A day before, in a lecture for Swedish scientists, Yonath said with a smile that the major difference between her life now and her life two months ago was the huge outpouring of love - and flowers - that she received after the prize was announced.

The embassy reception and the lecture were just a small part of "Nobel Week," intense days when the laureates cycle through news conferences, receptions, concerts and dinner parties throughout the Swedish capital.

Yonath went to Sweden with her daughter Hagit and her granddaughter Noa, and two nights ago, her sister joined them. In addition to family members, former and current students as well as representatives of the Weizmann Institute - where Yonath and two colleagues, Venkatraman Ramakrishnan and Thomas Steitz, discovered the structure of ribosomes that earned her the Nobel Prize - were also in Stockholm.

"It's a very busy week, but it is also very exciting and nice," said Hagit.

The high point of the week is the elaborate ceremony, which begins today at 5:30 P.M. Israel time, in the presence of the Swedish royal family, followed by an even more lavish dinner at Stockholm city hall.
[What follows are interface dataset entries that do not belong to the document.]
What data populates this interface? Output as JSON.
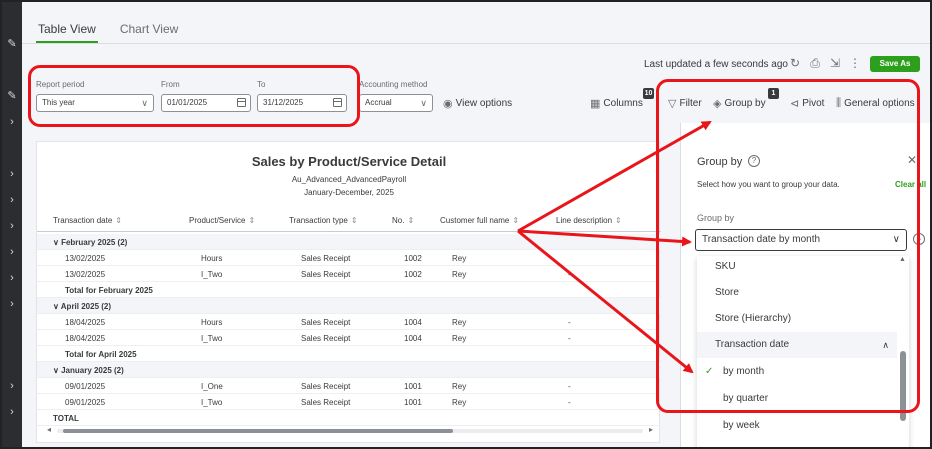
{
  "tabs": [
    {
      "label": "Table View",
      "active": true
    },
    {
      "label": "Chart View",
      "active": false
    }
  ],
  "header": {
    "last_updated": "Last updated a few seconds ago",
    "save_label": "Save As"
  },
  "filters": {
    "report_period_label": "Report period",
    "report_period_value": "This year",
    "from_label": "From",
    "from_value": "01/01/2025",
    "to_label": "To",
    "to_value": "31/12/2025",
    "accounting_label": "Accounting method",
    "accounting_value": "Accrual",
    "view_options": "View options"
  },
  "toolbar": {
    "columns_label": "Columns",
    "columns_badge": "10",
    "filter_label": "Filter",
    "group_by_label": "Group by",
    "group_by_badge": "1",
    "pivot_label": "Pivot",
    "general_options_label": "General options"
  },
  "report": {
    "title": "Sales by Product/Service Detail",
    "company": "Au_Advanced_AdvancedPayroll",
    "period": "January-December, 2025",
    "columns": [
      "Transaction date",
      "Product/Service",
      "Transaction type",
      "No.",
      "Customer full name",
      "Line description"
    ],
    "rows": [
      {
        "kind": "group",
        "label": "∨  February 2025 (2)"
      },
      {
        "kind": "data",
        "cells": [
          "13/02/2025",
          "Hours",
          "Sales Receipt",
          "1002",
          "Rey",
          ""
        ]
      },
      {
        "kind": "data",
        "cells": [
          "13/02/2025",
          "I_Two",
          "Sales Receipt",
          "1002",
          "Rey",
          "-"
        ]
      },
      {
        "kind": "total",
        "label": "Total for February 2025"
      },
      {
        "kind": "group",
        "label": "∨  April 2025 (2)"
      },
      {
        "kind": "data",
        "cells": [
          "18/04/2025",
          "Hours",
          "Sales Receipt",
          "1004",
          "Rey",
          "-"
        ]
      },
      {
        "kind": "data",
        "cells": [
          "18/04/2025",
          "I_Two",
          "Sales Receipt",
          "1004",
          "Rey",
          "-"
        ]
      },
      {
        "kind": "total",
        "label": "Total for April 2025"
      },
      {
        "kind": "group",
        "label": "∨  January 2025 (2)"
      },
      {
        "kind": "data",
        "cells": [
          "09/01/2025",
          "I_One",
          "Sales Receipt",
          "1001",
          "Rey",
          "-"
        ]
      },
      {
        "kind": "data",
        "cells": [
          "09/01/2025",
          "I_Two",
          "Sales Receipt",
          "1001",
          "Rey",
          "-"
        ]
      },
      {
        "kind": "grand",
        "label": "TOTAL"
      }
    ]
  },
  "panel": {
    "title": "Group by",
    "description": "Select how you want to group your data.",
    "clear_label": "Clear all",
    "group_by_label": "Group by",
    "selected": "Transaction date by month",
    "options": [
      {
        "label": "SKU",
        "kind": "item"
      },
      {
        "label": "Store",
        "kind": "item"
      },
      {
        "label": "Store (Hierarchy)",
        "kind": "item"
      },
      {
        "label": "Transaction date",
        "kind": "header"
      },
      {
        "label": "by month",
        "kind": "sub",
        "checked": true
      },
      {
        "label": "by quarter",
        "kind": "sub"
      },
      {
        "label": "by week",
        "kind": "sub"
      }
    ]
  },
  "colors": {
    "accent": "#2ca01c",
    "annotation": "#e8151a",
    "text": "#393a3d"
  }
}
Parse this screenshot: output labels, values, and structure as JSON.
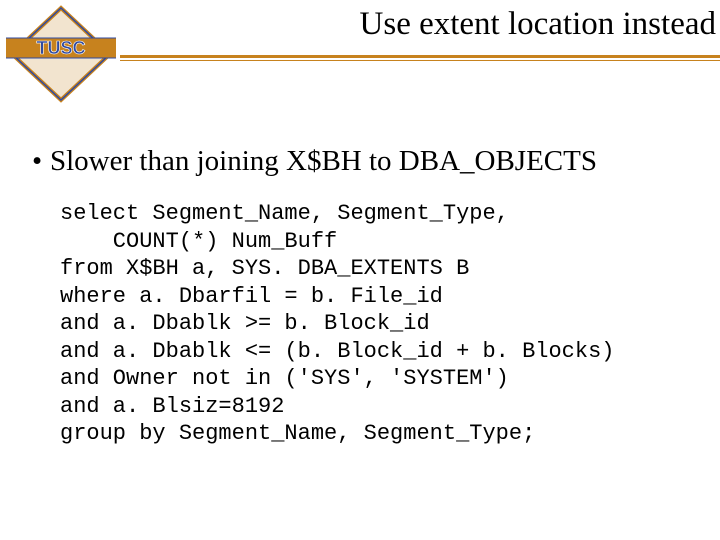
{
  "logo": {
    "text": "TUSC",
    "colors": {
      "diamond_fill": "#f2e4cf",
      "diamond_stroke1": "#c7821e",
      "diamond_stroke2": "#2f4aa0",
      "bar_fill": "#c7821e",
      "bar_stroke": "#2f4aa0",
      "text_fill": "#2f4aa0"
    }
  },
  "title": "Use extent location instead",
  "divider_color": "#c7821e",
  "bullet": {
    "marker": "•",
    "text": "Slower than joining X$BH to DBA_OBJECTS"
  },
  "code": {
    "l1": "select Segment_Name, Segment_Type,",
    "l2": "    COUNT(*) Num_Buff",
    "l3": "from X$BH a, SYS. DBA_EXTENTS B",
    "l4": "where a. Dbarfil = b. File_id",
    "l5": "and a. Dbablk >= b. Block_id",
    "l6": "and a. Dbablk <= (b. Block_id + b. Blocks)",
    "l7": "and Owner not in ('SYS', 'SYSTEM')",
    "l8": "and a. Blsiz=8192",
    "l9": "group by Segment_Name, Segment_Type;"
  }
}
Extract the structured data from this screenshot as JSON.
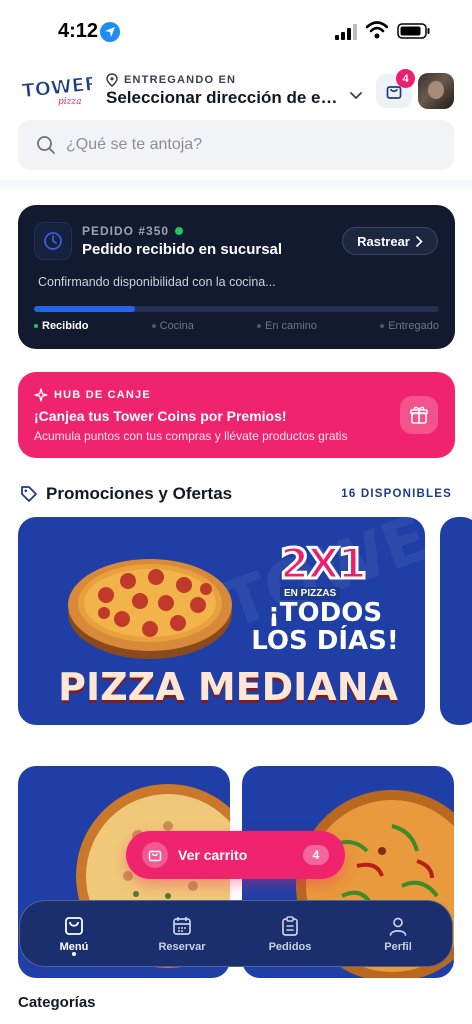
{
  "status_bar": {
    "time": "4:12"
  },
  "header": {
    "logo_text": "TOWER",
    "logo_sub": "pizza",
    "delivery_label": "ENTREGANDO EN",
    "delivery_address": "Seleccionar dirección de entrega",
    "cart_count": "4"
  },
  "search": {
    "placeholder": "¿Qué se te antoja?"
  },
  "order": {
    "number": "PEDIDO #350",
    "status": "Pedido recibido en sucursal",
    "track_label": "Rastrear",
    "description": "Confirmando disponibilidad con la cocina...",
    "progress": 0.25,
    "steps": [
      "Recibido",
      "Cocina",
      "En camino",
      "Entregado"
    ],
    "active_step": 0
  },
  "hub": {
    "label": "HUB DE CANJE",
    "title": "¡Canjea tus Tower Coins por Premios!",
    "description": "Acumula puntos con tus compras y llévate productos gratis"
  },
  "promotions": {
    "title": "Promociones y Ofertas",
    "count": "16 DISPONIBLES",
    "banner": {
      "badge": "2X1",
      "badge_sub": "EN PIZZAS",
      "line1": "¡TODOS",
      "line2": "LOS DÍAS!",
      "main": "PIZZA MEDIANA"
    }
  },
  "floating_cart": {
    "label": "Ver carrito",
    "count": "4"
  },
  "bottom_nav": {
    "items": [
      {
        "label": "Menú",
        "icon": "bag-icon"
      },
      {
        "label": "Reservar",
        "icon": "calendar-icon"
      },
      {
        "label": "Pedidos",
        "icon": "clipboard-icon"
      },
      {
        "label": "Perfil",
        "icon": "user-icon"
      }
    ],
    "active": 0
  },
  "categories_title": "Categorías",
  "colors": {
    "brand_pink": "#f0236e",
    "navy": "#111a2e",
    "promo_blue": "#1f3fa6",
    "success": "#22c55e"
  }
}
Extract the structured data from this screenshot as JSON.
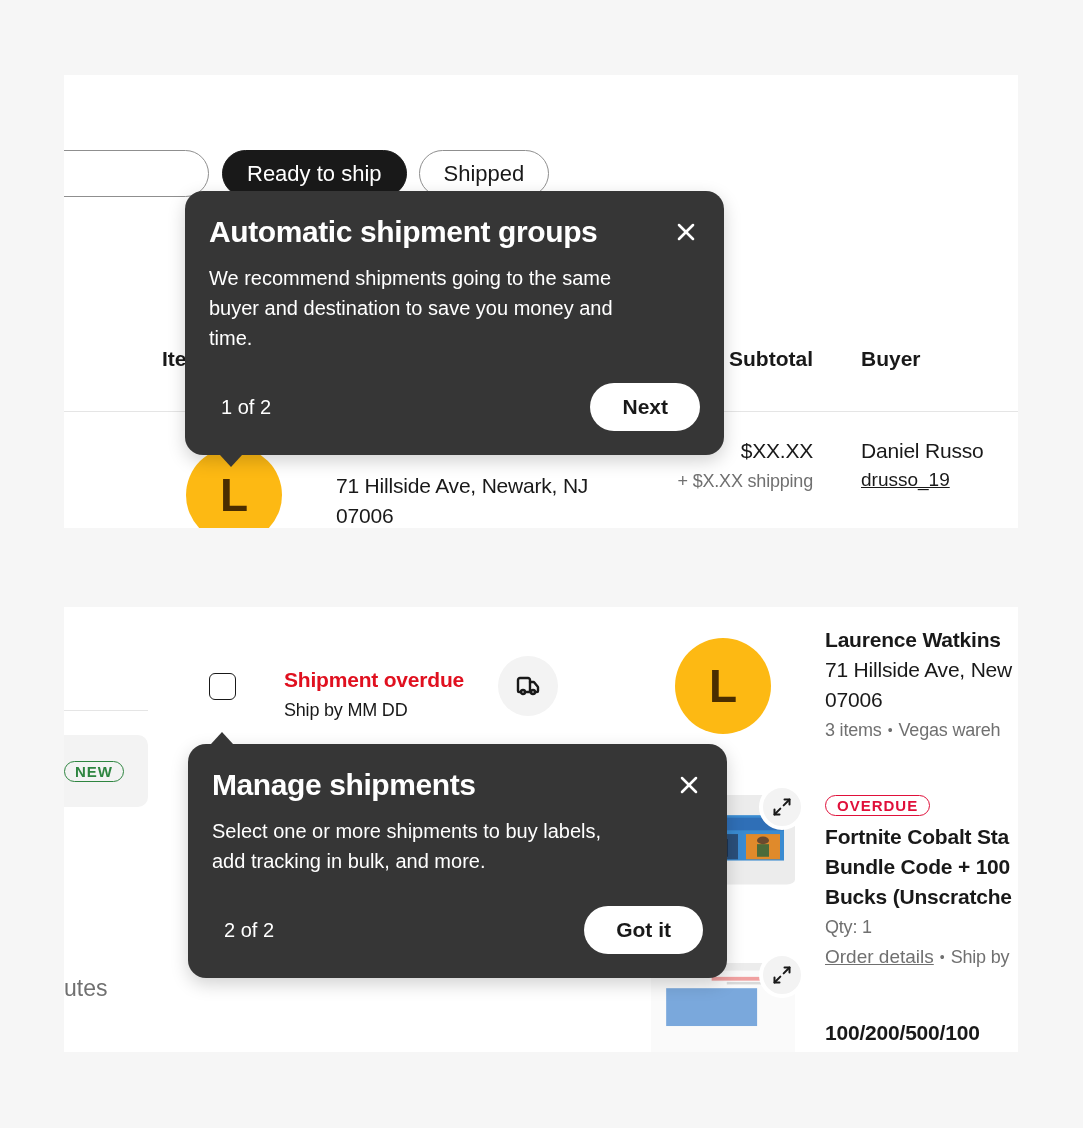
{
  "orders_table": {
    "filters": [
      {
        "kind": "field"
      },
      {
        "kind": "pill",
        "label": "Ready to ship",
        "selected": true
      },
      {
        "kind": "pill",
        "label": "Shipped",
        "selected": false
      }
    ],
    "columns": [
      "Ite",
      "Subtotal",
      "Buyer"
    ],
    "row": {
      "avatar": "L",
      "address": [
        "71 Hillside Ave, Newark, NJ",
        "07006"
      ],
      "subtotal": "$XX.XX",
      "shipping": "+ $X.XX shipping",
      "buyer_name": "Daniel Russo",
      "buyer_id": "drusso_19"
    },
    "tooltip": {
      "title": "Automatic shipment groups",
      "body": "We recommend shipments going to the same buyer and destination to save you money and time.",
      "step": "1 of 2",
      "button": "Next"
    }
  },
  "shipment_list": {
    "sidebar": {
      "badge": "NEW",
      "text": "utes"
    },
    "shipment": {
      "checked": false,
      "status": "Shipment overdue",
      "ship_by": "Ship by MM DD",
      "avatar": "L",
      "buyer": "Laurence Watkins",
      "address": [
        "71 Hillside Ave, New",
        "07006"
      ],
      "meta": [
        "3 items",
        "Vegas wareh"
      ],
      "separator": "•"
    },
    "items": [
      {
        "badge": "OVERDUE",
        "title_lines": [
          "Fortnite Cobalt Sta",
          "Bundle Code + 100",
          "Bucks (Unscratche"
        ],
        "qty": "Qty: 1",
        "link": "Order details",
        "separator": "•",
        "ship_by": "Ship by"
      },
      {
        "title_lines": [
          "100/200/500/100"
        ]
      }
    ],
    "tooltip": {
      "title": "Manage shipments",
      "body": "Select one or more shipments to buy labels, add tracking in bulk, and more.",
      "step": "2 of 2",
      "button": "Got it"
    }
  }
}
Yonath, who was chosen to speak on behalf of the three chemistry laureates, will apparently sit next to Swedish King Carl Gustaf at the dinner.

"At my Nobel lecture, I must admit that I was a little more excited than usual," Yonath said, adding, "We'll wait and see how I feel."

The Nobel Prize is without a doubt Swedish inventor and industrialist Alfred Nobel's most successful invention, even more so than dynamite. The prize highlights science and gives scientists public prestige, helping attract young people to scientific research. It also encourages competition among scientists.

"No prize is essential to science," Yonath said, "but without any prize, the anonymity [of science] will simply grow.

"If there is no public recognition, nothing will reach the wider public and the number of good people who want to work in science would not increase and could even decline. A large part of the essence of the prize is not its personal influence on me, but how much the public gets a little taste of science. And every time this happens near you, let's say to Israeli scientists, it contributes something to the future of science."

Some of the aura around the events is connected to the formal dress - coattails for men, and evening dresses for women.

Yonath, who is known for her direct style of speaking, has already suggested improvements to the Nobel committee: "For men, it's very easy. They tell them what to wear and they have no choice. For women, it's a different story," she said, adding, "So I complained to them, telling several committee members, 'Why do the women have to choose which dress to wear and men have it easy?'"

Yonath will be the first Israeli woman to receive the Nobel Prize.